Question: Is the food stamp program a failure?

Policy Science as Applied Science


Scientific evidence (evaluation).
Compared to nonrecipients,
Participants spend a larger portion of their total expenditures on all food items. Foods used at home by recipients have a greater monetary value per person and more nutrients per dollar. Recipients are more likely to shop for food on a monthly basis, resulting in better planning and lower transportation costs. The availability of twelve essential nutrients in the diet is higher for recipients.

One dollar increase in food stamp benefits increases food expenditures between 17 and 47 cents, whereas a dollar increase in income only increases food expenditures 5 to 10 cents. Information is:
Peer-reviewed Aggregate information rather than disconnected cases. Runs counter to common wisdom.

Policy Science as Applied Science


Do food stamps work? Not necessarily. Difference between policy description and policy advocacy.

Policy Studies as a Science


We can say that the careful study of public policy is scientific because it contributes to knowledge by relying on methodological rigor.
Policy analysts share a commitment to methodology, but not to any one particular method.

Policy Studies as a Science


Harold Lasswell argued that quantitative analysis and the scientific method were important elements of any policy science. But, Lasswell recognized that you must combine quantitative and qualitative information.

Policy Studies as a Science


Lasswells recommendations for an empirically driven, methodologically rigorous, yet flexible style of policy research has served as the basis for policy studies in late 20th century. But it is also driven by the desire to solve problems. No common paradigm. Dye lists eight theoretical traditions. Most of these theories need testing.

Policy Studies as a Science


Theorizing is important, because they make sense of ambiguous evidence, and they develop concepts that apply to more than one case.

Science, Rationality, and the Policy Process

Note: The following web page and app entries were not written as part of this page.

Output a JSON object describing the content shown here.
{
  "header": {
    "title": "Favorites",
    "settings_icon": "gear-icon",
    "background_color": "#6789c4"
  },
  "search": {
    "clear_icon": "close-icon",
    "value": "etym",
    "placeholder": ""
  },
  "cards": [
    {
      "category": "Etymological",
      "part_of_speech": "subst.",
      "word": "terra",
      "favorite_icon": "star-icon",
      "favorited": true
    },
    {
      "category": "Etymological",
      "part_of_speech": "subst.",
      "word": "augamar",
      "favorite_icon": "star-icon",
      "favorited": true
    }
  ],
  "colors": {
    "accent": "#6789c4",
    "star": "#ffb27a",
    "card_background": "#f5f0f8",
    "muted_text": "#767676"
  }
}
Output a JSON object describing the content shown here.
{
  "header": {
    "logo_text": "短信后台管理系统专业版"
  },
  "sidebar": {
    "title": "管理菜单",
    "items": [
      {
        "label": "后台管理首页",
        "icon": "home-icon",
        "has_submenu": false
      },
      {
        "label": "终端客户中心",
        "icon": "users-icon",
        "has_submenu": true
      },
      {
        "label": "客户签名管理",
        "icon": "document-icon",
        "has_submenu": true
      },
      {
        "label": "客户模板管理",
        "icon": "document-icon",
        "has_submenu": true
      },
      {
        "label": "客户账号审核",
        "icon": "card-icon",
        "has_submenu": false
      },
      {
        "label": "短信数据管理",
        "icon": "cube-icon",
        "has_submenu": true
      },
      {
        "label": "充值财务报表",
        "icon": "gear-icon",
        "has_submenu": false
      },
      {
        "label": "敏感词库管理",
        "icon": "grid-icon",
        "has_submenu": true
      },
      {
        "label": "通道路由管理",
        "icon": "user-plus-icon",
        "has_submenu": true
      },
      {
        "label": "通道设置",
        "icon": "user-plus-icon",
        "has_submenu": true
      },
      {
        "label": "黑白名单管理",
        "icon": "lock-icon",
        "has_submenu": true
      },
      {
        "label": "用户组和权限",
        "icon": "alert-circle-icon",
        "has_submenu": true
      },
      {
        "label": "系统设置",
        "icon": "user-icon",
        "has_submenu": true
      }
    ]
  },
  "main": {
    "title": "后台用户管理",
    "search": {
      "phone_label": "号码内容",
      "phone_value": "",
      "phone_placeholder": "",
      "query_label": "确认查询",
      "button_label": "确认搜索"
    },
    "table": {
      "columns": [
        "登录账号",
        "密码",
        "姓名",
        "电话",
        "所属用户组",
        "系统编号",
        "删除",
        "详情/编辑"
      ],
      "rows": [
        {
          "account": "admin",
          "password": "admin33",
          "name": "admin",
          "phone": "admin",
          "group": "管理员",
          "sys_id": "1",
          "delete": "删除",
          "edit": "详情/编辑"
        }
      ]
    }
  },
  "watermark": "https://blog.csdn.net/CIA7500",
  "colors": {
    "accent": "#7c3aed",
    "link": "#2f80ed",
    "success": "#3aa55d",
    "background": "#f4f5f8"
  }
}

Policy analysis is an important component of policy sciences. But researchers should keep rational analysis in context: within the interplay of evidence, value and belief systems of the participants, the structure of the process, and the distribution of power. Most policy analysis is not value neutral. Problem identification is rarely neutral, for example.

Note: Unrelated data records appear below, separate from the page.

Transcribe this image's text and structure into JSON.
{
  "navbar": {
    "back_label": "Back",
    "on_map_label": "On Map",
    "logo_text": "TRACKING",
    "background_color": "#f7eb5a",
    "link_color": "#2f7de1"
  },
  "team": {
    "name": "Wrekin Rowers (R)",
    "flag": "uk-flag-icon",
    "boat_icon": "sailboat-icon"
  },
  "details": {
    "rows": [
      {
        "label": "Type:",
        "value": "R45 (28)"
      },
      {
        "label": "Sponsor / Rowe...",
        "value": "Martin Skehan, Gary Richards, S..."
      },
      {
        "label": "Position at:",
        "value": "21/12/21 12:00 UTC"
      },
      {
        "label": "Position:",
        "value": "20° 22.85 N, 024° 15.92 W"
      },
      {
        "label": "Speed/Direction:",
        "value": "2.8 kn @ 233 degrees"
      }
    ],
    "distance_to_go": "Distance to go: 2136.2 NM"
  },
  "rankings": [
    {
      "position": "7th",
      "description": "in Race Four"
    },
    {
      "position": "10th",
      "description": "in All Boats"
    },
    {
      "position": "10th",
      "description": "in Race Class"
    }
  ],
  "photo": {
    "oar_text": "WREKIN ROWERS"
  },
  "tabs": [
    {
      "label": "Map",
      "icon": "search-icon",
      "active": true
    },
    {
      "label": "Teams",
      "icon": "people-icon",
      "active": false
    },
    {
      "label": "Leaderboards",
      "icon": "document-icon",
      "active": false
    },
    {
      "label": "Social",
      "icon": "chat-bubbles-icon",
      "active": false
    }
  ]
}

What Is Public Policy?


Attributes common to various definitions of public policy.
The policy is made in the publics name. Policy is generally made or initiated by government. Policy is interpreted and implemented by public and private actors. Policy is what the government intends to do. Policy is what the government chooses not to do.

What Is Public Policy?


Table 1.2. Defining Public Policy
Definition
The term public policy always refers to the actions of government and the intentions that determine those actions. Public policy is the outcome of the struggle in government over who gets what. Whatever governments choose to do or not to do. Public policy consists of political decisions for implementing programs to achieve societal goals. Stated most simply, public policy is the sum of government activities, whether acting directly or through agents, as it has an influence on the life of citizens.

Author
Clarke E. Cochran, et al.

Clarke E. Cochran, et al.

Thomas Dye

Charles L. Cochran and Eloise F. Malone.

B. Guy Peters.

What Makes Public Policy Public?


The dominant ideological foundation of our constitutional system is classical liberalism.
John Locke. Power derives from the consent of the governed. Thus, government actions must be in the public interest. But people differ dramatically in what is the public interest.
Commercial interests versus environmentalists.

What Makes Public Policy Public?


Not even the most intense policy advocates are interested in every issue. We delegate the power to make policies in our names to elected officials. However, we retain our interest in the outcome and our right to promote particular policies at any time.

Why Do We Study Public Policy?


To know more about the process for its own sake. To know more about the process to inform practitioners. To learn how to promote preferred policy options.